Flatrock: You Think That’s Funny
Some strange search terms which have led people to visit British Expat recently:
- charlie dimmock mother (6)
- you and me baby ain t nothing but mammals (5)
- lingerie magazine (5)
- half bus half train half tube built for advertisement london (3)
- life gets tedious don it (3)
- grow potatoes in a dustbin (3)
- man in bed (3)
- buy loch ness water (3)
(Sorry, a slightly reduced selection this week. Sadly we only get to see the top 1,000 search terms, so towards the end of the month there are about 11,000 – the rarer ones, which are probably the more interesting ones – that we don’t see.)
Till next time…
British Expat Magazine
Anti-Matters of the Heart
“I hope I stand for antibigotry, anti-Semitism, antiracism. This is what drives me.”
George H. W. Bush (1924-), in 1988

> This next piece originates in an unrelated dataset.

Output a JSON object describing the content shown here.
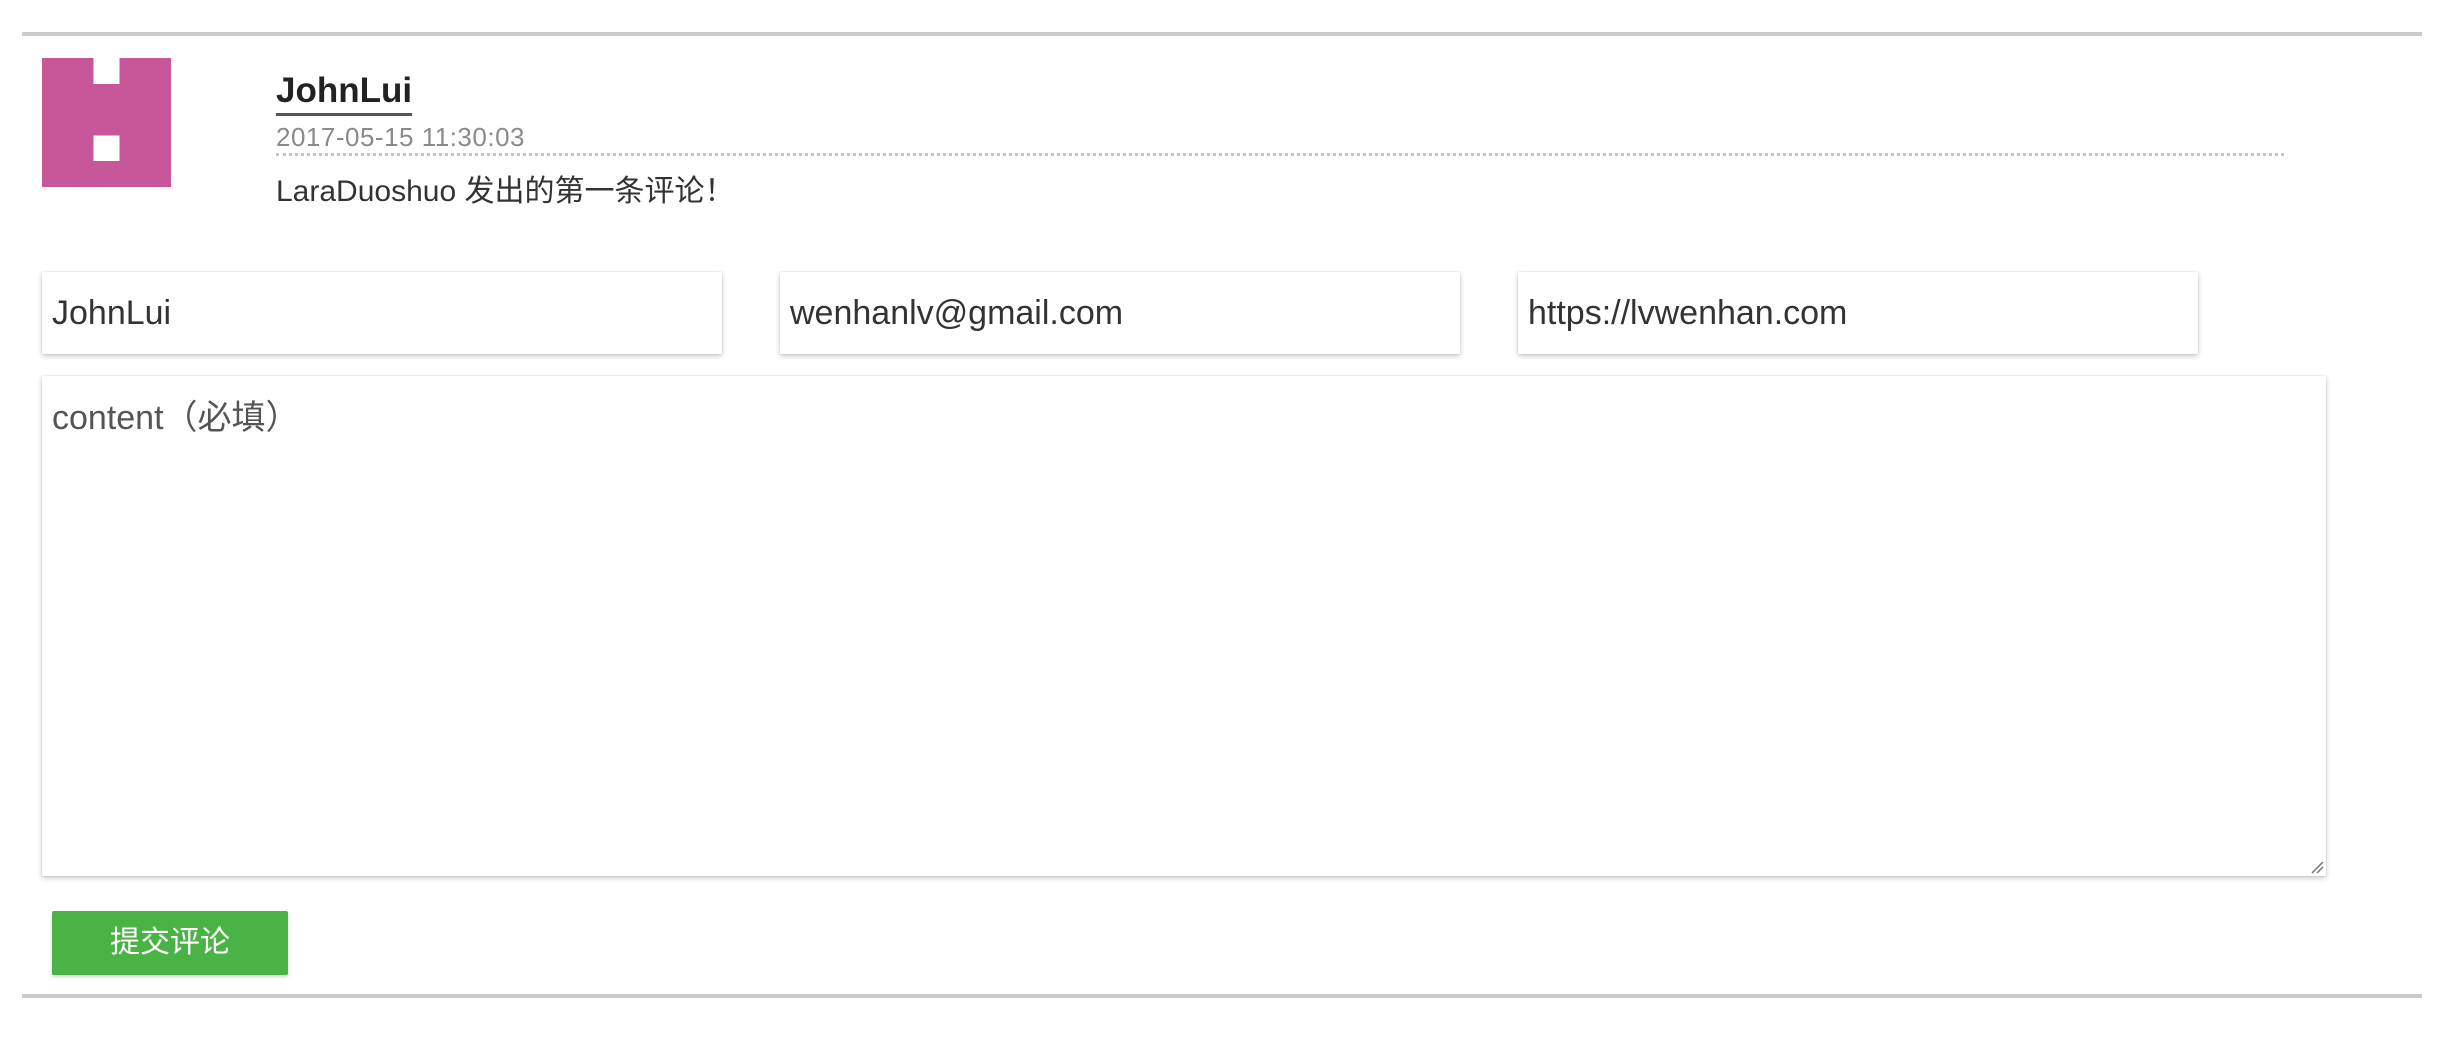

“Unfairly but truthfully, our party has been tagged as being against things. Anti-immigrant, for example. And we’re not a party of anti-immigrants. Quite the opposite. We’re a party that welcomes people.”

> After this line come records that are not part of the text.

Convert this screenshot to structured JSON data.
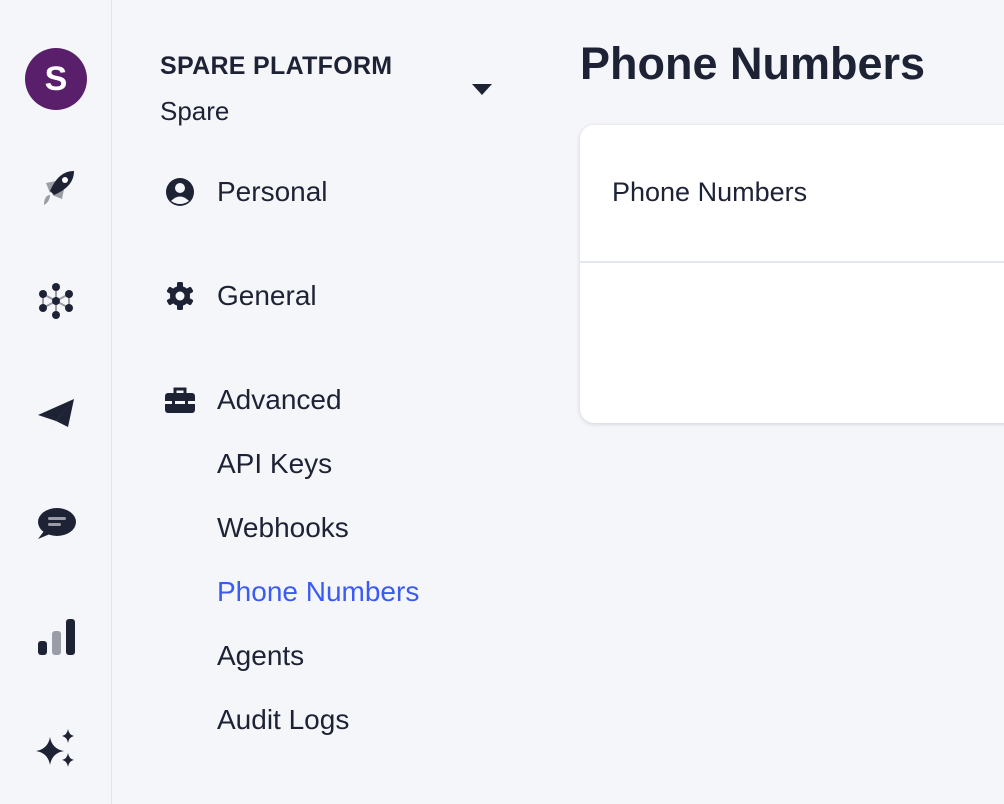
{
  "rail": {
    "avatar_letter": "S",
    "avatar_color": "#5a1f6b",
    "icons": [
      "rocket-icon",
      "network-icon",
      "paper-plane-icon",
      "chat-bubble-icon",
      "bar-chart-icon",
      "sparkles-icon"
    ]
  },
  "sidebar": {
    "org_name": "SPARE PLATFORM",
    "org_sub": "Spare",
    "sections": [
      {
        "label": "Personal",
        "icon": "user-circle-icon"
      },
      {
        "label": "General",
        "icon": "gear-icon"
      },
      {
        "label": "Advanced",
        "icon": "toolbox-icon"
      }
    ],
    "advanced_items": [
      {
        "label": "API Keys"
      },
      {
        "label": "Webhooks"
      },
      {
        "label": "Phone Numbers",
        "active": true
      },
      {
        "label": "Agents"
      },
      {
        "label": "Audit Logs"
      }
    ]
  },
  "main": {
    "title": "Phone Numbers",
    "card_title": "Phone Numbers"
  },
  "colors": {
    "text": "#1e2235",
    "accent": "#3b5bf6",
    "background": "#f5f6fa"
  }
}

George W. Bush (1946-), in July 2000
A Willing Ambassador
A secretary for a foreign embassy was entertaining a wealthy foreign ambassador during lunch at a very expensive restaurant in the West End of London.
The ambassador was so enthralled by the beauty and presence of this secretary that he asked her to marry him. The secretary was startled, but remembered that her boss had told her never to insult foreign dignitaries, so she decided to let him down gently.
“I’ll only marry you under three conditions,” she smiled.
“Anything, anything!” said the ambassador.
“First, you must buy me a 18-karat gold engagement ring with a 72-carat diamond, along with a 28-inch studded matching necklace.”
Without hesitation, the ambassador picked up his mobile phone, called his personal assistant, told him the instructions, and said, “Yes, yes, I buy, I buy!”
The secretary realised that her first condition had been too easy, so she thought of a more ambitious demand.
“Second, I want you to build me a mansion in 50 acres of land in the richest part of the Thames Valley, along with a 40-acre summer home in the sweetest vineyards of Tuscany.”
The ambassador picked up his phone, called his personal broker in New York, then called another broker in France, and after his quick conversation, he said, “Yes, yes, I build, I build!”
The secretary was very startled, and knew she must think of a final request that would be impossible to live up to.
“Finally,” she said. “I’ll only marry you if you have a 10-inch penis.”
Sadness fell across the ambassador’s face, and he cupped his head in his hands. After weeping in his native language for a few minutes, the ambassador slowly lifted his head and said, “Ok, ok, I cut, I cut!”